The answer should be the records below, word for word, with every image left out.

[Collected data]
------------------------

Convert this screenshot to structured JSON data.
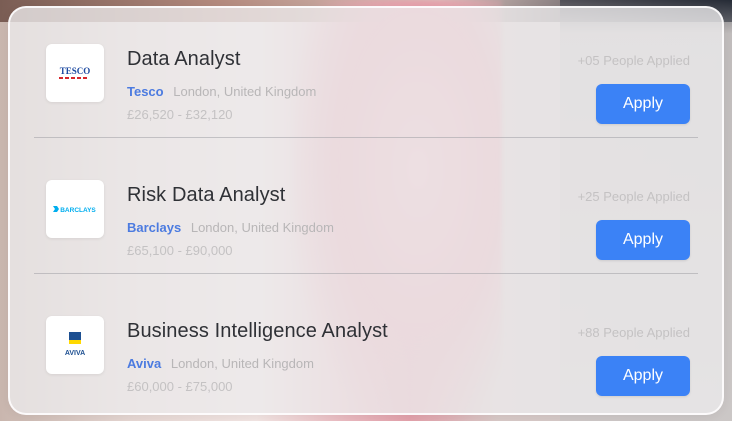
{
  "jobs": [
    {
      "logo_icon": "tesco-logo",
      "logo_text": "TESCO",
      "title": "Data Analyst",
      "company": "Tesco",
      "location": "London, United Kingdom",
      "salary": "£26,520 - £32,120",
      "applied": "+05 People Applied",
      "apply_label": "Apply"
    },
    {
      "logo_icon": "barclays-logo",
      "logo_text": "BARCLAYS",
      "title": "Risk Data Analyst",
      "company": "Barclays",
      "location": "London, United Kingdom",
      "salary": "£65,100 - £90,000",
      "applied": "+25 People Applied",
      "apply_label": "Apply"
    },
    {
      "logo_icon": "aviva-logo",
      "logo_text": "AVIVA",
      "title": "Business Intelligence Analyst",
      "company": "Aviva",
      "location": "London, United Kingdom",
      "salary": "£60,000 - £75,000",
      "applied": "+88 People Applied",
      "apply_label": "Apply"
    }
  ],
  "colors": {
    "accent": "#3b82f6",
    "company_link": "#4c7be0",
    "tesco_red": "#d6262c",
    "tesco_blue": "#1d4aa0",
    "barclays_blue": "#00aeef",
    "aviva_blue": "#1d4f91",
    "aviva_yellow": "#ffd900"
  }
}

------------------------

→ RESPONSE
Convert this screenshot to structured JSON data.
{
  "jobs": [
    {
      "logo_icon": "tesco-logo",
      "logo_text": "TESCO",
      "title": "Data Analyst",
      "company": "Tesco",
      "location": "London, United Kingdom",
      "salary": "£26,520 - £32,120",
      "applied": "+05 People Applied",
      "apply_label": "Apply"
    },
    {
      "logo_icon": "barclays-logo",
      "logo_text": "BARCLAYS",
      "title": "Risk Data Analyst",
      "company": "Barclays",
      "location": "London, United Kingdom",
      "salary": "£65,100 - £90,000",
      "applied": "+25 People Applied",
      "apply_label": "Apply"
    },
    {
      "logo_icon": "aviva-logo",
      "logo_text": "AVIVA",
      "title": "Business Intelligence Analyst",
      "company": "Aviva",
      "location": "London, United Kingdom",
      "salary": "£60,000 - £75,000",
      "applied": "+88 People Applied",
      "apply_label": "Apply"
    }
  ],
  "colors": {
    "accent": "#3b82f6",
    "company_link": "#4c7be0",
    "tesco_red": "#d6262c",
    "tesco_blue": "#1d4aa0",
    "barclays_blue": "#00aeef",
    "aviva_blue": "#1d4f91",
    "aviva_yellow": "#ffd900"
  }
}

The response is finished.